THE Philippines could incur some P71 billion in social and economic losses annually due to climate change, according to an expert from the International Food Policy Research Institute (IFPRI).
In a recent forum presentation, IFPRI’s Mark Rosegrant said the amount covers P45 billion in losses from increased malnutrition and P26 billion in economic losses.
“Climate change reduces crop productivity growth, increases food prices and reduces food security,” Rosegrant said.
Rosegrant said that due to climate change, some 1.4 million globally are expected to be hungry by 2030, or 9 percent higher than the projected figure under a no-climate change scenario.
If nothing is done to mitigate the ill effects of climate change, an additional 2.5 million worldwide are at risk of becoming hungry.
The IFPRI expert said these will be due to the increase in commodity prices that may reduce consumption and slash the output of the industrial and service sectors.
National Economic and Development Authority (Neda) Director General and Economic Planning Secretary Arsenio M. Balisacan said climate change also brings stronger typhoons and other natural disasters that could increase the toll on the economy.
Balisacan said this has already been evident in the actual damage incurred by the agriculture sector due to typhoons, floods and droughts.
Citing an estimate made by the Department of Agriculture, he said the total damage to agricultural commodities, agricultural facilities and irrigation from 2000 to 2013 amounted to as much as P195 billion, P8.9 billion and P15.7 billion, respectively.
“The country’s targets for food security, malnutrition, employment and poverty reduction, which are significant components of the Sustainable Development Goals, will be more difficult to achieve,” Balisacan said.
Rosegrant said that in order to adapt to climate change, the government must invest in increasing productivity not just in rice but in other crops.
He added that instead of supporting a rice self-sufficiency policy that costs the economy P40 billion a year, the government must support agricultural research and rural infrastructure.
The IFPRI expert also said the government must invest in real-time weather information systems; innovative methods to deliver agriculture extension services; and the adoption of new seed varieties.

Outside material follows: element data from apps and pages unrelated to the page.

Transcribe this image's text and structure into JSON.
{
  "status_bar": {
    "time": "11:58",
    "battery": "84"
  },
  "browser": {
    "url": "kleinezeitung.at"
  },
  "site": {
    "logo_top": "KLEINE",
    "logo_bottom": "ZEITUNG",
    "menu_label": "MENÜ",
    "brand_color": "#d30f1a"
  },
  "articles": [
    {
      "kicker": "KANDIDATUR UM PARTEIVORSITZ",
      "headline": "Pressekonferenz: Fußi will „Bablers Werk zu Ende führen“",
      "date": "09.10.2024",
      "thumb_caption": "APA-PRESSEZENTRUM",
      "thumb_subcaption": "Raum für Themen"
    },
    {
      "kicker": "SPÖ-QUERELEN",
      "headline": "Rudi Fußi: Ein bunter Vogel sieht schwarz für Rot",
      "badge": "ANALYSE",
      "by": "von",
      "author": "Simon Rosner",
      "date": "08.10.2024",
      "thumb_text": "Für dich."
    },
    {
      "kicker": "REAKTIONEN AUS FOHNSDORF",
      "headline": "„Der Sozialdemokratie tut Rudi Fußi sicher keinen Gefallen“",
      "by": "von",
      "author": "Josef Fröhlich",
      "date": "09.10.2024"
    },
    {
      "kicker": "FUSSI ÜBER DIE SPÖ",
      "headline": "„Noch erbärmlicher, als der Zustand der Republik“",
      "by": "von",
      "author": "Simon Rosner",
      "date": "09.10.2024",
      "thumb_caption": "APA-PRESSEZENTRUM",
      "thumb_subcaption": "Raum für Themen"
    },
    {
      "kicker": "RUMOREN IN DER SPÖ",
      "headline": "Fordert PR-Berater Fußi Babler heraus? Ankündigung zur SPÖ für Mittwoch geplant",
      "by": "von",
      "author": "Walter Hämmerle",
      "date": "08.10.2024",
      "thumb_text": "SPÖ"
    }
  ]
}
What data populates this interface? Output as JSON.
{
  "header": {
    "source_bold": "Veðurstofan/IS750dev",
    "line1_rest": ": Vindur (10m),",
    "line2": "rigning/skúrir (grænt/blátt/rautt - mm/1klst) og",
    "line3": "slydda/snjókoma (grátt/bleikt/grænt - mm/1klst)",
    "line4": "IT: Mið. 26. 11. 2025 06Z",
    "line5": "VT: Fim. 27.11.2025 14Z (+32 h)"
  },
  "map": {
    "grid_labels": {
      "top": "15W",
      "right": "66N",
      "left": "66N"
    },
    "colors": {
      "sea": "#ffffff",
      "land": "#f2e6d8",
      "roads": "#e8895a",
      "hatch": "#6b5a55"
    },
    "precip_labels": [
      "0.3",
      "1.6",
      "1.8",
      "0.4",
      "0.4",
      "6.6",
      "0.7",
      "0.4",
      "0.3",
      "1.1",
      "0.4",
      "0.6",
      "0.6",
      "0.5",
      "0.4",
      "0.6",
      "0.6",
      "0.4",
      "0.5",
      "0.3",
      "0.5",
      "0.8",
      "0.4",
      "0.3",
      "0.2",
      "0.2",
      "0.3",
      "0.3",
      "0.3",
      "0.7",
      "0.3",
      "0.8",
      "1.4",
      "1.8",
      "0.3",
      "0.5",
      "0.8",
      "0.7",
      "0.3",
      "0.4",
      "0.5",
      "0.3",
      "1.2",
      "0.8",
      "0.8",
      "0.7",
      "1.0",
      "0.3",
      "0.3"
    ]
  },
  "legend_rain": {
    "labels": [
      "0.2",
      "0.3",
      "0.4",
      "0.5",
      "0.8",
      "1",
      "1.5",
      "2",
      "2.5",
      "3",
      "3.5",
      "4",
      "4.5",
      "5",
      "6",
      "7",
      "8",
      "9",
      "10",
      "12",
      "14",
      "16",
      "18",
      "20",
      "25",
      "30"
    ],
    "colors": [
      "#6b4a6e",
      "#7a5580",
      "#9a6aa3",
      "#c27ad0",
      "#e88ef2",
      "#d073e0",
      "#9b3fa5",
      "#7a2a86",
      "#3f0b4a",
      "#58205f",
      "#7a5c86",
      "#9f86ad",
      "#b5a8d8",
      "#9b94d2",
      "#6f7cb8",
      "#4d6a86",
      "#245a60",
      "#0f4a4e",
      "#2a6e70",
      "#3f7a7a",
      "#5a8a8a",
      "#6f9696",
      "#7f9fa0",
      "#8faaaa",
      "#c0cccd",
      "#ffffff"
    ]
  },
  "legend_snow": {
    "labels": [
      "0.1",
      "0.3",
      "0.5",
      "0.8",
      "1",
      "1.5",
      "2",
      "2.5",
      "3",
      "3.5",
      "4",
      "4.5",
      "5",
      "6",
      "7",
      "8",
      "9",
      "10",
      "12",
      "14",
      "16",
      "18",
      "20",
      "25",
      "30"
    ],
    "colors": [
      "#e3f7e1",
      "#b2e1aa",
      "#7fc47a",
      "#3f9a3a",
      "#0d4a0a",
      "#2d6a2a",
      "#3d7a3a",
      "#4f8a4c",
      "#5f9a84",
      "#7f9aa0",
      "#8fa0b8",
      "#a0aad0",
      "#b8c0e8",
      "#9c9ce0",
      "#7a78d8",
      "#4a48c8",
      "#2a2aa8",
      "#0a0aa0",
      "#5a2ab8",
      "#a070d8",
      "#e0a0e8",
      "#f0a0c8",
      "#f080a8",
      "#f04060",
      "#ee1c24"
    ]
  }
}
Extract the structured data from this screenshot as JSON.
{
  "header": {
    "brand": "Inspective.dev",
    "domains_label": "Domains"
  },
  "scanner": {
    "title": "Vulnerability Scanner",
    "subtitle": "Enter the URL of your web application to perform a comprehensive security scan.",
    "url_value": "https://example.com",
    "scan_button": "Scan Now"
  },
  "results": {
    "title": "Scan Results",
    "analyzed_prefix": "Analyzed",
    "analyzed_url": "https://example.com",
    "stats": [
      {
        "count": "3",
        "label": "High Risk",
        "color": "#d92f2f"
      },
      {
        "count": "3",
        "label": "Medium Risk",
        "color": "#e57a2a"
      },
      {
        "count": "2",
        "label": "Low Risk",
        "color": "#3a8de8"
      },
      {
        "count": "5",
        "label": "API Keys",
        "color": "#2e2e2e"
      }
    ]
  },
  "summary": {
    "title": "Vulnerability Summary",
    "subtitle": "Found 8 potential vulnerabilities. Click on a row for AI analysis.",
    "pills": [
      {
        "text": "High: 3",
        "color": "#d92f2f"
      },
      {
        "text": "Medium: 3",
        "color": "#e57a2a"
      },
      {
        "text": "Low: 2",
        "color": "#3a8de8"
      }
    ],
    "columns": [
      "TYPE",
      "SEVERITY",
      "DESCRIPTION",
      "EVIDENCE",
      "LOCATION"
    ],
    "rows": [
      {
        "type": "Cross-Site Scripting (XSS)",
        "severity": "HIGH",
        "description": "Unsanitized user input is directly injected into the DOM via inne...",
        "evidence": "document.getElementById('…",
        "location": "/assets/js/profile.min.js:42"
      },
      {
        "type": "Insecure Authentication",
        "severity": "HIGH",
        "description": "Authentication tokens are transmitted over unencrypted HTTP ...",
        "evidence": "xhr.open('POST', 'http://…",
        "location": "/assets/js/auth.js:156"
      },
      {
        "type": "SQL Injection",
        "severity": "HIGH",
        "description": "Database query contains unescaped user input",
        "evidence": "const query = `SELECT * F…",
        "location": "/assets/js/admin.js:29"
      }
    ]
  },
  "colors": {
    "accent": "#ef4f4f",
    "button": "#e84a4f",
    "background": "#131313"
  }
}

“[The] way forward to achieve food security under climate change—shift the focus of policy to productivity and efficiency-enhancing measures,” Rosegrant said.
“[It] requires reorienting food- security policy toward facilitating rather than inhibiting trade, competition and crop diversification to achieve inclusive access to food, while generating long-term productivity and income growth,” he added.